** PHIL 320: Oriental Thought **


The Assignment

Roughly twenty-three percent of the final grade will be based on your submission of a 'philosophical journal' comprising commentaries, analyses, reflections, verses, sketches, observations, etc. on or about topics or issues which have surfaced during class discussion. Ideally your journal should contain daily entries, but entries summarizing a week's reflection will suffice. Cosmetics are of relatively little importance: cheap spiral notebooks usually prove quite suitable; your journal should, however, be kept separate from your class notes.


The function of a philosophical journal is to afford one an (extended) opportunity to experiment with ideas, perspectives, puzzles, novel paradigms, and the like in as open and conceptually unhindered a manner as possible. Provided that your entries somehow overlap course concerns (in other words, don't include recipes, laundry lists, or lovesick lamentations unless you can weave same into a philosophical view), both style and content should be limited only by imagination. Since one of the primary objectives of this course is to encourage your experimenting with alternative habits of thought and expression, your journal should be, above all, playful.

Due Dates

Journals will be collected for review at least twice during the semester. Notice of the initial review will be at most one class period, so you'll want to maintain your journals on at least a weekly basis. No grades will be assigned until after the final review; you will, however, receive comments after each (but the final) review, apprising you of, among other things, grade-relevant information.

Grading Criteria

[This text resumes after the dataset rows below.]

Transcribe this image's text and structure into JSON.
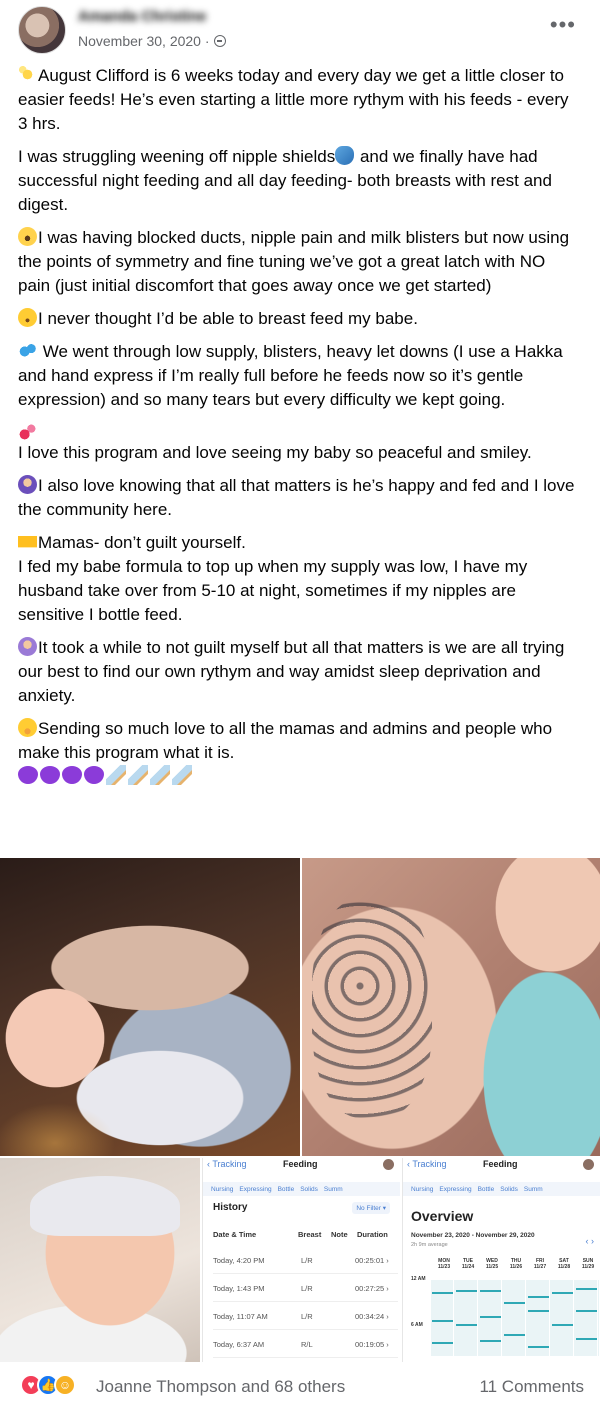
{
  "post": {
    "author": "Amanda Christine",
    "date": "November 30, 2020 ·",
    "privacy_icon": "globe-icon",
    "more_icon": "more-horizontal-icon",
    "paragraphs": [
      "August Clifford is 6 weeks today and every day we get a little closer to easier feeds! He’s even starting a little more rythym with his feeds - every 3 hrs.",
      "I was struggling weening off nipple shields",
      " and we finally have had successful night feeding and all day feeding- both breasts with rest and digest.",
      "I was having blocked ducts, nipple pain and milk blisters but now using the points of symmetry and fine tuning we’ve got a great latch with NO pain (just initial discomfort that goes away once we get started)",
      "I never thought I’d be able to breast feed my babe.",
      " We went through low supply, blisters, heavy let downs (I use a Hakka and hand express if I’m really full before he feeds now so it’s gentle expression) and so many tears but every difficulty we kept going.",
      "I love this program and love seeing my baby so peaceful and smiley.",
      "I also love knowing that all that matters is he’s happy and fed and I love the community here.",
      "Mamas- don’t guilt yourself.",
      "I fed my babe formula to top up when my supply was low, I have my husband take over from 5-10 at night, sometimes if my nipples are sensitive I bottle feed.",
      "It took a while to not guilt myself but all that matters is we are all trying our best to find our own rythym and way amidst sleep deprivation and anxiety.",
      "Sending so much love to all the mamas and admins and people who make this program what it is."
    ]
  },
  "photos": {
    "history_app": {
      "back": "Tracking",
      "title": "Feeding",
      "tabs": [
        "Nursing",
        "Expressing",
        "Bottle",
        "Solids",
        "Summ"
      ],
      "heading": "History",
      "filter": "No Filter ▾",
      "columns": [
        "Date & Time",
        "Breast",
        "Note",
        "Duration"
      ],
      "rows": [
        {
          "time": "Today, 4:20 PM",
          "breast": "L/R",
          "duration": "00:25:01 ›"
        },
        {
          "time": "Today, 1:43 PM",
          "breast": "L/R",
          "duration": "00:27:25 ›"
        },
        {
          "time": "Today, 11:07 AM",
          "breast": "L/R",
          "duration": "00:34:24 ›"
        },
        {
          "time": "Today, 6:37 AM",
          "breast": "R/L",
          "duration": "00:19:05 ›"
        }
      ]
    },
    "overview_app": {
      "back": "Tracking",
      "title": "Feeding",
      "tabs": [
        "Nursing",
        "Expressing",
        "Bottle",
        "Solids",
        "Summ"
      ],
      "heading": "Overview",
      "range": "November 23, 2020 - November 29, 2020",
      "average": "2h 9m average",
      "nav": "‹  ›",
      "days": [
        {
          "d": "MON",
          "n": "11/23"
        },
        {
          "d": "TUE",
          "n": "11/24"
        },
        {
          "d": "WED",
          "n": "11/25"
        },
        {
          "d": "THU",
          "n": "11/26"
        },
        {
          "d": "FRI",
          "n": "11/27"
        },
        {
          "d": "SAT",
          "n": "11/28"
        },
        {
          "d": "SUN",
          "n": "11/29"
        }
      ],
      "label_12am": "12 AM",
      "label_6am": "6 AM"
    }
  },
  "footer": {
    "reactions": [
      "love-icon",
      "like-icon",
      "care-icon"
    ],
    "reacted_by": "Joanne Thompson and 68 others",
    "comments": "11 Comments"
  }
}
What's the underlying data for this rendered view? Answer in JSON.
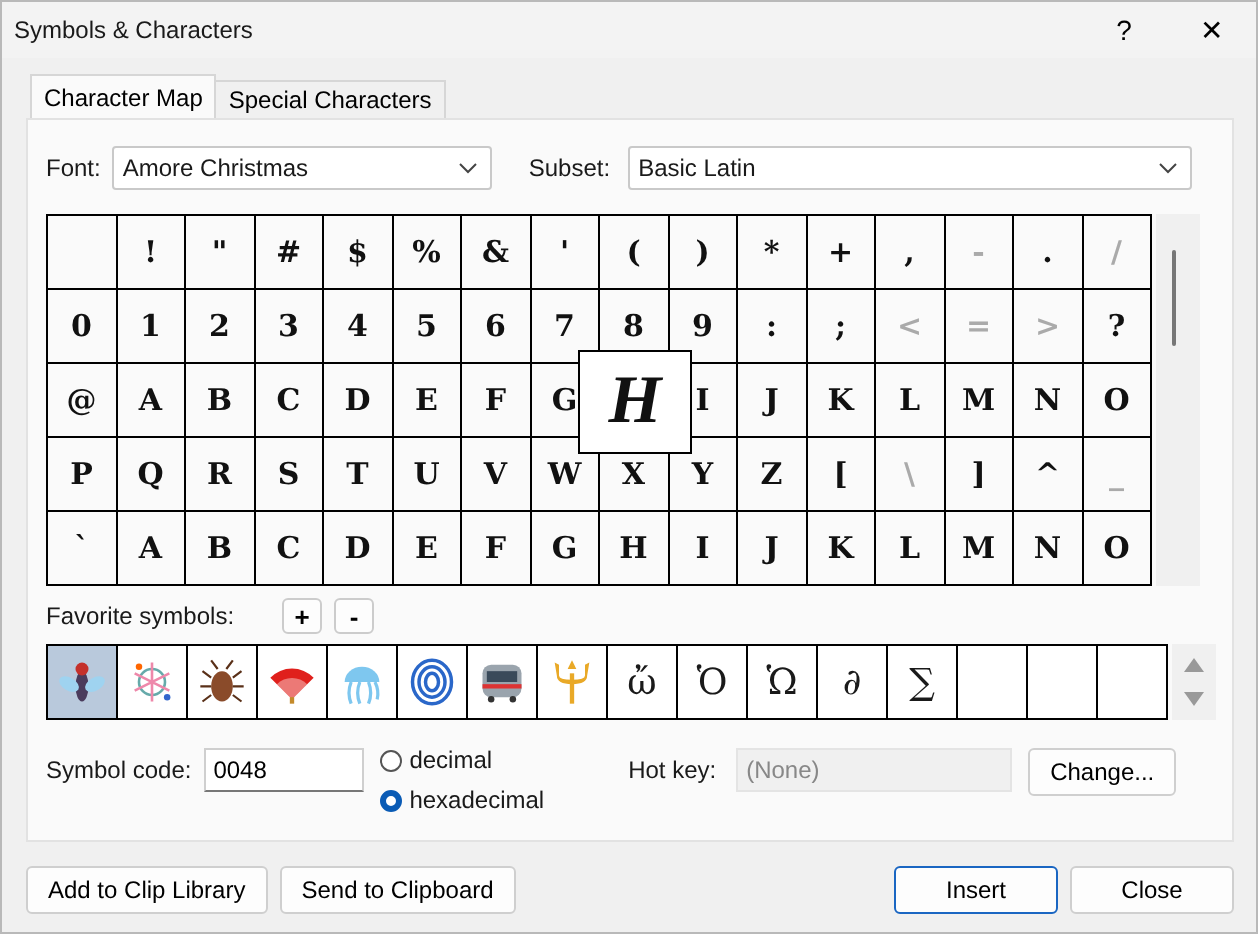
{
  "window": {
    "title": "Symbols & Characters",
    "help": "?",
    "close": "✕"
  },
  "tabs": [
    {
      "label": "Character Map",
      "selected": true
    },
    {
      "label": "Special Characters",
      "selected": false
    }
  ],
  "font": {
    "label": "Font:",
    "value": "Amore Christmas"
  },
  "subset": {
    "label": "Subset:",
    "value": "Basic Latin"
  },
  "grid": {
    "rows": [
      [
        " ",
        "!",
        "\"",
        "#",
        "$",
        "%",
        "&",
        "'",
        "(",
        ")",
        "*",
        "+",
        ",",
        {
          "text": "-",
          "faint": true
        },
        ".",
        {
          "text": "/",
          "faint": true
        }
      ],
      [
        "0",
        "1",
        "2",
        "3",
        "4",
        "5",
        "6",
        "7",
        "8",
        "9",
        ":",
        ";",
        {
          "text": "<",
          "faint": true
        },
        {
          "text": "=",
          "faint": true
        },
        {
          "text": ">",
          "faint": true
        },
        "?"
      ],
      [
        "@",
        "A",
        "B",
        "C",
        "D",
        "E",
        "F",
        "G",
        {
          "text": "H",
          "zoomed": true
        },
        "I",
        "J",
        "K",
        "L",
        "M",
        "N",
        "O"
      ],
      [
        "P",
        "Q",
        "R",
        "S",
        "T",
        "U",
        "V",
        "W",
        "X",
        "Y",
        "Z",
        "[",
        {
          "text": "\\",
          "faint": true
        },
        "]",
        "^",
        {
          "text": "_",
          "faint": true
        }
      ],
      [
        "`",
        "A",
        "B",
        "C",
        "D",
        "E",
        "F",
        "G",
        "H",
        "I",
        "J",
        "K",
        "L",
        "M",
        "N",
        "O"
      ]
    ]
  },
  "favorites": {
    "label": "Favorite symbols:",
    "add": "+",
    "remove": "-",
    "items": [
      {
        "kind": "icon",
        "selected": true
      },
      {
        "kind": "icon",
        "selected": false
      },
      {
        "kind": "icon",
        "selected": false
      },
      {
        "kind": "icon",
        "selected": false
      },
      {
        "kind": "icon",
        "selected": false
      },
      {
        "kind": "icon",
        "selected": false
      },
      {
        "kind": "icon",
        "selected": false
      },
      {
        "kind": "icon",
        "selected": false
      },
      {
        "kind": "text",
        "text": "ὤ",
        "selected": false
      },
      {
        "kind": "text",
        "text": "Ὁ",
        "selected": false
      },
      {
        "kind": "text",
        "text": "Ὡ",
        "selected": false
      },
      {
        "kind": "text",
        "text": "∂",
        "selected": false
      },
      {
        "kind": "text",
        "text": "∑",
        "selected": false
      },
      {
        "kind": "empty",
        "selected": false
      },
      {
        "kind": "empty",
        "selected": false
      },
      {
        "kind": "empty",
        "selected": false
      }
    ]
  },
  "symbol_code": {
    "label": "Symbol code:",
    "value": "0048"
  },
  "radix": [
    {
      "label": "decimal",
      "selected": false
    },
    {
      "label": "hexadecimal",
      "selected": true
    }
  ],
  "hot_key": {
    "label": "Hot key:",
    "placeholder": "(None)"
  },
  "change_button": "Change...",
  "buttons": [
    {
      "label": "Add to Clip Library",
      "primary": false
    },
    {
      "label": "Send to Clipboard",
      "primary": false
    },
    {
      "label": "Insert",
      "primary": true
    },
    {
      "label": "Close",
      "primary": false
    }
  ]
}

Journals will be assessed primarily with regard to evidence of your ability to open a personal dialogue with the various voices of Eastern thought you encounter in this course. Evidence of this sort is in turn indexed by such criteria as: a willingness intellectually to confront canonical texts; perseverance in the advancing of issues initially discussed in class; an effort to incorporate elements of Oriental philosophy in your own speculative views.